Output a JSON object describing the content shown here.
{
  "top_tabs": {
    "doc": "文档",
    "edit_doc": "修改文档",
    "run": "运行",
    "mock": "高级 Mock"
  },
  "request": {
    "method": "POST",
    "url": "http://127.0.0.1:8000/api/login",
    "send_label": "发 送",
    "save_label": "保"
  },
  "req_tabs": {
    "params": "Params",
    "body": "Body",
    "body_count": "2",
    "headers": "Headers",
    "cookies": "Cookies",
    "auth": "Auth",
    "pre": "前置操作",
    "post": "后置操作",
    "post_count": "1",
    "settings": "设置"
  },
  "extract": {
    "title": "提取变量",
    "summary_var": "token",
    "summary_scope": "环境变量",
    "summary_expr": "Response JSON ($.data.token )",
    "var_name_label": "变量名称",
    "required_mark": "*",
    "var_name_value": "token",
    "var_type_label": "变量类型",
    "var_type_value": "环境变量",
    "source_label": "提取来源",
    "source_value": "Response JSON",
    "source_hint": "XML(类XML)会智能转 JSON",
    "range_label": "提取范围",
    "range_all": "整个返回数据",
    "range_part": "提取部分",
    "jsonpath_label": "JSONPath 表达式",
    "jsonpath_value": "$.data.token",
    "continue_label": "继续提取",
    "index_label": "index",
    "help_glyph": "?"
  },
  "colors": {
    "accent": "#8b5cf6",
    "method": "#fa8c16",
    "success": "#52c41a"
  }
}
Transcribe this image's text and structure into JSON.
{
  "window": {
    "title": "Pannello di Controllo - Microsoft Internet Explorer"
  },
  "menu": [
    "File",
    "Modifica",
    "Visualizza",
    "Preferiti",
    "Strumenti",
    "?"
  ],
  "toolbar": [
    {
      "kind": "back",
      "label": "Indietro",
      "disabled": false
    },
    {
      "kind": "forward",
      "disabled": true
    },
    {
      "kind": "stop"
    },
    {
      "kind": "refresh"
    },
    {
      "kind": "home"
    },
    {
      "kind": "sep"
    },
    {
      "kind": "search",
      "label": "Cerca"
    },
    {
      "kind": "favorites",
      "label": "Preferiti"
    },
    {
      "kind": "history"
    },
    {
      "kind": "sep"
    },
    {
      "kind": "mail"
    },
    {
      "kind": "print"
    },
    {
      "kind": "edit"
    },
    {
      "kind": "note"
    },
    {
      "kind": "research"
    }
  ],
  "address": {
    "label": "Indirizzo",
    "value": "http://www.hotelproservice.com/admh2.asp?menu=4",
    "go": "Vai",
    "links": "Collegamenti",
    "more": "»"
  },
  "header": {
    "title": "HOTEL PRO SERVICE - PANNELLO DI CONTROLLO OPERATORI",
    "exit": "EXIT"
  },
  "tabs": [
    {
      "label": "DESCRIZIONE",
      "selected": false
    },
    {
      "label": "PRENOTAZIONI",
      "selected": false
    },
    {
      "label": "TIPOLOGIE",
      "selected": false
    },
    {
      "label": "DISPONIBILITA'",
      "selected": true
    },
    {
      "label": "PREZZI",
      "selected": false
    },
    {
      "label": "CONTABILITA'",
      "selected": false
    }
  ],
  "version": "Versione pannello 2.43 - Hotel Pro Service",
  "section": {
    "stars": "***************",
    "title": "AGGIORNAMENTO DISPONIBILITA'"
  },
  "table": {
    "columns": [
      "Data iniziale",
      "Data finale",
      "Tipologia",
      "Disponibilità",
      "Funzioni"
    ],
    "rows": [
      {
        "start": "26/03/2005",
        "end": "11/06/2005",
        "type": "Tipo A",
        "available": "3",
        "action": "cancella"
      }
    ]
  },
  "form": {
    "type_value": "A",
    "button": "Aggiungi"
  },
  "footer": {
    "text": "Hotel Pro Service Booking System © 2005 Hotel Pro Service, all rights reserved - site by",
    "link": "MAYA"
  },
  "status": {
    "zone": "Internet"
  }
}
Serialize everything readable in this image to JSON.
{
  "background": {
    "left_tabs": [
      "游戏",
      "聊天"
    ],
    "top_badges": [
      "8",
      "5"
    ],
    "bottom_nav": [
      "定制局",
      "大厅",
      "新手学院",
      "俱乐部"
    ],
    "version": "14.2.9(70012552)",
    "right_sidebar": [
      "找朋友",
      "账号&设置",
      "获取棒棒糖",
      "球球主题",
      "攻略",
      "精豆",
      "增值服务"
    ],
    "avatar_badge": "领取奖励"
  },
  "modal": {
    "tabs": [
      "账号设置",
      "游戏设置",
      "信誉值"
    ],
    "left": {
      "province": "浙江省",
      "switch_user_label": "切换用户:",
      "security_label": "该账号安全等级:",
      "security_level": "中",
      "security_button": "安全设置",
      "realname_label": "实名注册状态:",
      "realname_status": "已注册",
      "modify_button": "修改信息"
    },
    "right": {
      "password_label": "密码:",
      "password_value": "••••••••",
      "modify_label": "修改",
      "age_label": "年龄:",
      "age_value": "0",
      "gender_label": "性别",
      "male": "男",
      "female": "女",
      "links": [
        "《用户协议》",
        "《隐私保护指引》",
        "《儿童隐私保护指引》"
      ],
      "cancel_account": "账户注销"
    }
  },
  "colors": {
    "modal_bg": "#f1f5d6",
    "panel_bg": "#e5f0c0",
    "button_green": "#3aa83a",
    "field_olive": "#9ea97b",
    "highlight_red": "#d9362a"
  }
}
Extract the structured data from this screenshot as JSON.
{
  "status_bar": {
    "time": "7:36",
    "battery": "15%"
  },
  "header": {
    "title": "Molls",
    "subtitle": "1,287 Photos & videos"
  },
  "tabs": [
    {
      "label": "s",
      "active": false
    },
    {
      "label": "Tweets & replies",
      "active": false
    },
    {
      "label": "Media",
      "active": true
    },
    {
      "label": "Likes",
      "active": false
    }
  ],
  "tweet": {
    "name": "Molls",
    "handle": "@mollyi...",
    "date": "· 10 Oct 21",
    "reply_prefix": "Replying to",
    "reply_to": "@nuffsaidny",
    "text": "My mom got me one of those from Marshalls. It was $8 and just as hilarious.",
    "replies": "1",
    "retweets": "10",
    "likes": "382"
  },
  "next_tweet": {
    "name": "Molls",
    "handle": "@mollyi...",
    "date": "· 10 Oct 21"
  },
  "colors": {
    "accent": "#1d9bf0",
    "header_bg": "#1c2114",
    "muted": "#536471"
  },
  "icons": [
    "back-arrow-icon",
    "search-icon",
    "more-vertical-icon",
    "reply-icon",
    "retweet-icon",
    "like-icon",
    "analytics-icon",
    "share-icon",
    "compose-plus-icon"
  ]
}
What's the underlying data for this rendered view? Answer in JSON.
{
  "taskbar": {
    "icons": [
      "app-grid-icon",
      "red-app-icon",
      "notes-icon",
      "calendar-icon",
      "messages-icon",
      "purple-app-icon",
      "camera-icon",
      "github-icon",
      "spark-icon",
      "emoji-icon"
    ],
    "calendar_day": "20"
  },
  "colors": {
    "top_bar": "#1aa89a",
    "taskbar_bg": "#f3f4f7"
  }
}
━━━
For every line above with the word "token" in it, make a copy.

● OUTPUT
    "summary_var": "token",
    "summary_expr": "Response JSON ($.data.token )",
    "var_name_value": "token",
    "jsonpath_value": "$.data.token",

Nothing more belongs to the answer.